> [WORK TO COMPLETE]
Exactly how many lines in the data below contain the string "this"? Give that number and nothing else.

========

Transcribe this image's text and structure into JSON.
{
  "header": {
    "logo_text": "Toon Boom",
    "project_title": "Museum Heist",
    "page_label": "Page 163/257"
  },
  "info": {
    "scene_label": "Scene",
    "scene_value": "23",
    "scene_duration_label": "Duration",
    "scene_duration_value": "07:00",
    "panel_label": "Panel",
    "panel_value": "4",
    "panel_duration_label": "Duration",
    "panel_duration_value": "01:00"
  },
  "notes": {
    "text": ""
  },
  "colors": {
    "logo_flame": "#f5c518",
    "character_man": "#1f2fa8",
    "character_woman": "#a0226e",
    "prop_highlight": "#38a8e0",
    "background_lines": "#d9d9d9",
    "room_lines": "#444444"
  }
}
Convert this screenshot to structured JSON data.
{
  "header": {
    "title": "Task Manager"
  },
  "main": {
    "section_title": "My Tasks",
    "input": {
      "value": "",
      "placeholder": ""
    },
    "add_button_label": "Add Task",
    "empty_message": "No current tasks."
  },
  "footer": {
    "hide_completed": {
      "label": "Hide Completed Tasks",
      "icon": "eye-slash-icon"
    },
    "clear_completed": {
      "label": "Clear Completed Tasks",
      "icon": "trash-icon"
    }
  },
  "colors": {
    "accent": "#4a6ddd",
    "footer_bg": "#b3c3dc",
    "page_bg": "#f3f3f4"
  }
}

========

> [WRITTEN ANSWER]
2